But as the frog says, it’s not easy being green—it means different things to different people. It’s easier to define what isn’t sustainable. This is the thinking that Swedish doctor, Karl Henrik Robert (founder of The Natural Step Philosophy) uses to provide a clear definition of sustainability: the ability to meet four system conditions.
1. Substances from the earth’s core must not be extracted faster than they’re regenerated. Since fossil fuels take thousands of years to regenerate, the extraction of these resources must stop. This means using other renewable forms of energy and finding ways to re-use materials.
2. Pollutants must not be discharged into the atmosphere faster than the earth’s systems can clean them. Failing to do so will result in pollutants eventually building up to a point where life would be unsustainable.
3. Surface level resources must not be destroyed or harvested faster than they are regenerated. If vegetation and wildlife or soil and water are destroyed or harvested faster than they are being regenerated, eventually there will be none left.
4. The earth’s resources must be distributed fairly and efficiently to meet basic human needs globally. When developing societies can’t fulfil basic human needs, their first priority is immediate survival; so they’re not thinking about the long-term or meeting the first three system conditions. And those conditions won’t be met even if resources are distributed fairly but not efficiently.
From this definition of sustainability, we can define green as: completely satisfying the first three system conditions.

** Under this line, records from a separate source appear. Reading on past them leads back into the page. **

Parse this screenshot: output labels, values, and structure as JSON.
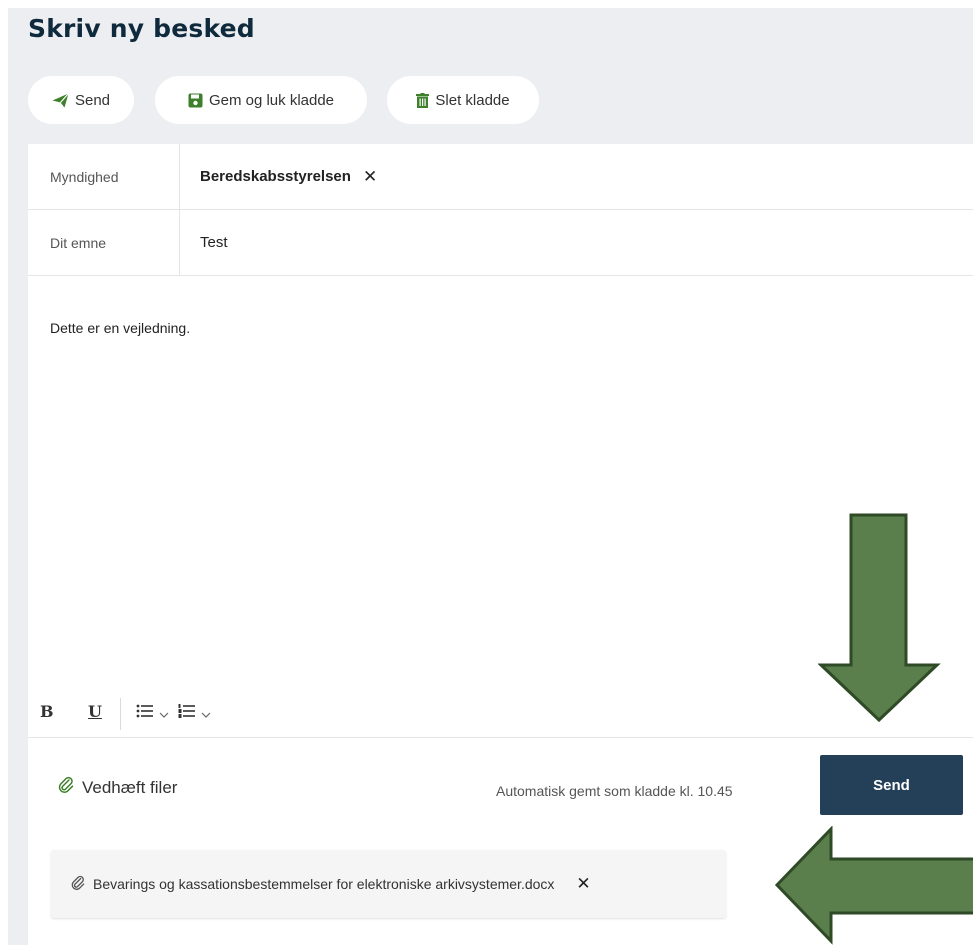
{
  "header": {
    "title": "Skriv ny besked"
  },
  "toolbar": {
    "send_label": "Send",
    "save_label": "Gem og luk kladde",
    "delete_label": "Slet kladde"
  },
  "form": {
    "authority_label": "Myndighed",
    "authority_value": "Beredskabsstyrelsen",
    "subject_label": "Dit emne",
    "subject_value": "Test",
    "body_text": "Dette er en vejledning."
  },
  "format_toolbar": {
    "bold": "B",
    "underline": "U"
  },
  "footer": {
    "attach_label": "Vedhæft filer",
    "autosave_text": "Automatisk gemt som kladde kl. 10.45",
    "send_label": "Send"
  },
  "attachments": [
    {
      "filename": "Bevarings og kassationsbestemmelser for elektroniske arkivsystemer.docx"
    }
  ],
  "colors": {
    "accent_green": "#3e7f2b",
    "primary_button": "#234058",
    "title": "#0f2a3c",
    "arrow_fill": "#5a7e4c",
    "arrow_stroke": "#2f4a26"
  }
}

It will take some effort to meet those conditions, but manufacturers that intend to make the green journey now have clear direction to get there.
Link to the Natural Step Canada website at www.thenaturalstep.org for green solutions.
Brett Wills is the director of the Green Enterprise Movement and a senior consultant with High Performance Solutions in Cambridge, Ont. Contact him at firstname.lastname@example.org.